- **PROVIDED RECORDS**
■ ■ ■ ■

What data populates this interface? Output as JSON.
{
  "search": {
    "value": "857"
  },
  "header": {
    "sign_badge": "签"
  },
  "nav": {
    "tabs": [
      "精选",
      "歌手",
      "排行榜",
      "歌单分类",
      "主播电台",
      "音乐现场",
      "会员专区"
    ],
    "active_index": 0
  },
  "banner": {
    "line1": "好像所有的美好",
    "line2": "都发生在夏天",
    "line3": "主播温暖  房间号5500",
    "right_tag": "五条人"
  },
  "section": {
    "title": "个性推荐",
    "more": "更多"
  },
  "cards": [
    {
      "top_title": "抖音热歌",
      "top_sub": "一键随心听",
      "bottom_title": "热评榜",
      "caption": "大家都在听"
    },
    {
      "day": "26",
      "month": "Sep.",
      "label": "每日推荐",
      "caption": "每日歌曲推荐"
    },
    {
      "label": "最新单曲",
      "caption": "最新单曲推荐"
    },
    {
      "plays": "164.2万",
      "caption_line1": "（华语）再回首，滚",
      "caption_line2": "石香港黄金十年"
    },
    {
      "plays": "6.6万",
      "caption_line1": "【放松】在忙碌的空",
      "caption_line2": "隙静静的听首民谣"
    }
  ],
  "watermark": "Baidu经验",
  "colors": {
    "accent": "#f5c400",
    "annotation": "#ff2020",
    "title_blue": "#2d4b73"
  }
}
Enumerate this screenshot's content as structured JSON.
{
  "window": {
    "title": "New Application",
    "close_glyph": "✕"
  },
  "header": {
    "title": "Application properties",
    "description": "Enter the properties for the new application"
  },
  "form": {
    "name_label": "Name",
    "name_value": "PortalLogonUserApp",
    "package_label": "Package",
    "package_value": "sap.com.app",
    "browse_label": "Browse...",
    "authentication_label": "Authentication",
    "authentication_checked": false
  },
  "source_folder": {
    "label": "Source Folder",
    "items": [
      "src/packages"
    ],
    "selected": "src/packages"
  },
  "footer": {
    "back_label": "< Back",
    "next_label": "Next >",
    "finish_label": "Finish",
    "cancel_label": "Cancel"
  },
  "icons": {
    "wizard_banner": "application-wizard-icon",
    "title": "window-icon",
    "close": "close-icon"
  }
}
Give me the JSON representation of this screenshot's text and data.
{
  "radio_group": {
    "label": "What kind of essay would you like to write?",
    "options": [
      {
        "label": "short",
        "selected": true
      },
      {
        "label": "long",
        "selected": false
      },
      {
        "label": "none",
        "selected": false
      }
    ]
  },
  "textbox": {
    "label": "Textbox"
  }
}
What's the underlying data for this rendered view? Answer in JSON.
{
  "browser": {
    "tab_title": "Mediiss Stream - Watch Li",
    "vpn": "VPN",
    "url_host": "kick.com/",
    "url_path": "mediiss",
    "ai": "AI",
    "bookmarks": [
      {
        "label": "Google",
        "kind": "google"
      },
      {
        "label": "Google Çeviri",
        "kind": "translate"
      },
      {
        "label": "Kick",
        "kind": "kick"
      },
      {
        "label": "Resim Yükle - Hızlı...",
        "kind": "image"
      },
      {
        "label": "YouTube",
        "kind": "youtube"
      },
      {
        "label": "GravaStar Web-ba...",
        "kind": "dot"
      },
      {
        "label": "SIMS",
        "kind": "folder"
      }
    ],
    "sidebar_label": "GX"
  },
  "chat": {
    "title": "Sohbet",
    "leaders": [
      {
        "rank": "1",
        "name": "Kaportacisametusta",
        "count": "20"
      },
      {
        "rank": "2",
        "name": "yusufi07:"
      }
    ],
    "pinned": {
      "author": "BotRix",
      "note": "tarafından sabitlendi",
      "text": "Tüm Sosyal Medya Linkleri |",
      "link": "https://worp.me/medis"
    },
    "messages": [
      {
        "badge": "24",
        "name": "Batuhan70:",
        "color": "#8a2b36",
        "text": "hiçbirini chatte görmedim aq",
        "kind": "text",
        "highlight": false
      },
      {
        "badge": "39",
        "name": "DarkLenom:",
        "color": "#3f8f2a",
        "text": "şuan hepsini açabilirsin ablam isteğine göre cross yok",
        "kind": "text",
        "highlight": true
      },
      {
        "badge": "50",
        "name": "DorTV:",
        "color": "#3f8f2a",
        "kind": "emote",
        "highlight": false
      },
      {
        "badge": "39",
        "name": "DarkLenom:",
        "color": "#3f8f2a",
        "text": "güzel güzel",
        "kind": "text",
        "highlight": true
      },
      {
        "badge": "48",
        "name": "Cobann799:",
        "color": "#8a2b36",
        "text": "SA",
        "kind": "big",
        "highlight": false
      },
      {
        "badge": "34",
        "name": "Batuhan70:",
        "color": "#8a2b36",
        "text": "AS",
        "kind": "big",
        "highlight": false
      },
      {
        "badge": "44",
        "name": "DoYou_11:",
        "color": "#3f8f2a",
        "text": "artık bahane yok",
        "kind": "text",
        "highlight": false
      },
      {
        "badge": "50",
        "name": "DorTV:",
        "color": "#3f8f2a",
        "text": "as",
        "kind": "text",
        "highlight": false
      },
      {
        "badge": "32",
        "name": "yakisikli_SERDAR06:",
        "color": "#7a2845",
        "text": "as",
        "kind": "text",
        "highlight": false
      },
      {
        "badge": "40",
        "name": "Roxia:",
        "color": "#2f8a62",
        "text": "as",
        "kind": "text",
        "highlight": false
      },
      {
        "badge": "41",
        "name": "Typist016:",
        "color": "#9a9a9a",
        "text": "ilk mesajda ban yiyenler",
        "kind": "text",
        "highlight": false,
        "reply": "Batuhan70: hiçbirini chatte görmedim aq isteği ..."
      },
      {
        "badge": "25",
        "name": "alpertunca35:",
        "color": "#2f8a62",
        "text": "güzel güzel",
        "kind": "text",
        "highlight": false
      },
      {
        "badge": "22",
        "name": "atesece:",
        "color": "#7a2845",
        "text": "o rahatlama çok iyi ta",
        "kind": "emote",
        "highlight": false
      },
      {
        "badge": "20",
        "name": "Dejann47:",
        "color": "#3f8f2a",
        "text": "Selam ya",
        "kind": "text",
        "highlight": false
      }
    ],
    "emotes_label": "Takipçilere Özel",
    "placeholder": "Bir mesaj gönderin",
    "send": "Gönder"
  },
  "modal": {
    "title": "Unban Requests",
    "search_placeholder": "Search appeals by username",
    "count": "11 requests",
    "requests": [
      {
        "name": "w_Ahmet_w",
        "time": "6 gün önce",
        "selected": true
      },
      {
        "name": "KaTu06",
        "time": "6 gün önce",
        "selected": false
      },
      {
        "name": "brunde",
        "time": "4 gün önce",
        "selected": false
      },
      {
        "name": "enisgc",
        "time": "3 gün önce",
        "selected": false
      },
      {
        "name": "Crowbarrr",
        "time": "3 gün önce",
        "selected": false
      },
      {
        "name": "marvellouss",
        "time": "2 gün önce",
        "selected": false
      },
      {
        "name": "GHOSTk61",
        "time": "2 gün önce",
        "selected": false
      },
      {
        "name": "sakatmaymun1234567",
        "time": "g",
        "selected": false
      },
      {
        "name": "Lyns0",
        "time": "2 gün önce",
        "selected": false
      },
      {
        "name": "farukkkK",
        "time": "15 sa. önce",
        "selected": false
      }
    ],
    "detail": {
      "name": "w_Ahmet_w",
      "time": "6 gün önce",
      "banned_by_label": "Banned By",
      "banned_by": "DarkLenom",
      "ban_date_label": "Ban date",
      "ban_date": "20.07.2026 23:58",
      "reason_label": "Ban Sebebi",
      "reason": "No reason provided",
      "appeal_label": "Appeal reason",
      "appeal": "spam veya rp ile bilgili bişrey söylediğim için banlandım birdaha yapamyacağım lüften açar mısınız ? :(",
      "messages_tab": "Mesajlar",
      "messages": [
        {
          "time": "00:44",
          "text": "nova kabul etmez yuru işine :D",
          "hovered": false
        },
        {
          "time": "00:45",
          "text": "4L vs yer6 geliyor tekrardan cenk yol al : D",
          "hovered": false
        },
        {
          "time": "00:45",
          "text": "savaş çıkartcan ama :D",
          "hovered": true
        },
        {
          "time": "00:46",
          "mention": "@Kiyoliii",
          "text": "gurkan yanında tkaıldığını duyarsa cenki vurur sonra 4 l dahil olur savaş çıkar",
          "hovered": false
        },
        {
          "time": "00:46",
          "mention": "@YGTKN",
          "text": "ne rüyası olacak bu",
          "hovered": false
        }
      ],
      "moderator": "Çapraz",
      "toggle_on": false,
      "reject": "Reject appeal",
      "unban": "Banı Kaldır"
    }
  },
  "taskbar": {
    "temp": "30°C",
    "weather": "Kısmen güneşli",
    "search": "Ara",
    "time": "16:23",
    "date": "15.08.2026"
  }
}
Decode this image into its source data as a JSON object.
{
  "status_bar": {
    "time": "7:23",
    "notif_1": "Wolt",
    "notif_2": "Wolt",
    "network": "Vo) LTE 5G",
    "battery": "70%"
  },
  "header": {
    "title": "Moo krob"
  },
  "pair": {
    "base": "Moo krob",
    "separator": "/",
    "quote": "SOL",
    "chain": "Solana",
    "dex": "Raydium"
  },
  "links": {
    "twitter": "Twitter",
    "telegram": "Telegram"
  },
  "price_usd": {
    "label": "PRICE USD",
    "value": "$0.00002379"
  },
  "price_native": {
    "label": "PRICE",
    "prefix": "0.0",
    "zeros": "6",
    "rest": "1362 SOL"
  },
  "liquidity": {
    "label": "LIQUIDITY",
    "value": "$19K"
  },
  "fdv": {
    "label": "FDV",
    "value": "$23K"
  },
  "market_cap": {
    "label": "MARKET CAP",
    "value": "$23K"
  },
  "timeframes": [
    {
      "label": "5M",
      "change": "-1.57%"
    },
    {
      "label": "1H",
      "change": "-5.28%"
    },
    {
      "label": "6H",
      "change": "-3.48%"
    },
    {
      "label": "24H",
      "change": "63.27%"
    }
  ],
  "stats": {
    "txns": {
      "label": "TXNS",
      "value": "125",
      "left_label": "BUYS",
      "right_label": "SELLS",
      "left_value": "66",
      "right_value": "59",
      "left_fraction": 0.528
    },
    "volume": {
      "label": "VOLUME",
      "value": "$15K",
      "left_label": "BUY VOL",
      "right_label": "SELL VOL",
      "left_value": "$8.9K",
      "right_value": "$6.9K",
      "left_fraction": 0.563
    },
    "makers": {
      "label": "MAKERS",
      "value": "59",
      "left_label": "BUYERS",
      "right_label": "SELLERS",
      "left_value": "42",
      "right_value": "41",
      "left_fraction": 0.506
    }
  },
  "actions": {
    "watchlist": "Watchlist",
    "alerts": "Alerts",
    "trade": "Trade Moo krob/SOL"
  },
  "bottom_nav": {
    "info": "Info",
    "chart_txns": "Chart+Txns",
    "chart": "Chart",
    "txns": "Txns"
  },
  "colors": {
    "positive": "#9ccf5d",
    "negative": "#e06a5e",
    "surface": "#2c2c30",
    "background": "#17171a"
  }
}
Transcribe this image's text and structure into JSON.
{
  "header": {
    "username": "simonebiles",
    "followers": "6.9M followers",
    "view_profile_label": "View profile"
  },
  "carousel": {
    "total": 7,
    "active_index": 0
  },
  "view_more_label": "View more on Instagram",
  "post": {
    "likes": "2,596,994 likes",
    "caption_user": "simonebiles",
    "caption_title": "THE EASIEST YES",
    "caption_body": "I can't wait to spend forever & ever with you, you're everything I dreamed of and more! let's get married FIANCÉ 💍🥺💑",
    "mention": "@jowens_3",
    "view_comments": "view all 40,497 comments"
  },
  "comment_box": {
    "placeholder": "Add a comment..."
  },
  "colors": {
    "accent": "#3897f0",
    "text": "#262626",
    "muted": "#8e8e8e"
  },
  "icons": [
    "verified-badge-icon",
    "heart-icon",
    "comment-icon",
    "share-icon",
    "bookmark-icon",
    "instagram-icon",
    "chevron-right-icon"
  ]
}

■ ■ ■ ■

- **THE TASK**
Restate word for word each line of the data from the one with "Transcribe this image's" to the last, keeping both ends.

- **WRITTEN ANSWER**
Transcribe this image's text and structure into JSON.
{
  "header": {
    "username": "simonebiles",
    "followers": "6.9M followers",
    "view_profile_label": "View profile"
  },
  "carousel": {
    "total": 7,
    "active_index": 0
  },
  "view_more_label": "View more on Instagram",
  "post": {
    "likes": "2,596,994 likes",
    "caption_user": "simonebiles",
    "caption_title": "THE EASIEST YES",
    "caption_body": "I can't wait to spend forever & ever with you, you're everything I dreamed of and more! let's get married FIANCÉ 💍🥺💑",
    "mention": "@jowens_3",
    "view_comments": "view all 40,497 comments"
  },
  "comment_box": {
    "placeholder": "Add a comment..."
  },
  "colors": {
    "accent": "#3897f0",
    "text": "#262626",
    "muted": "#8e8e8e"
  },
  "icons": [
    "verified-badge-icon",
    "heart-icon",
    "comment-icon",
    "share-icon",
    "bookmark-icon",
    "instagram-icon",
    "chevron-right-icon"
  ]
}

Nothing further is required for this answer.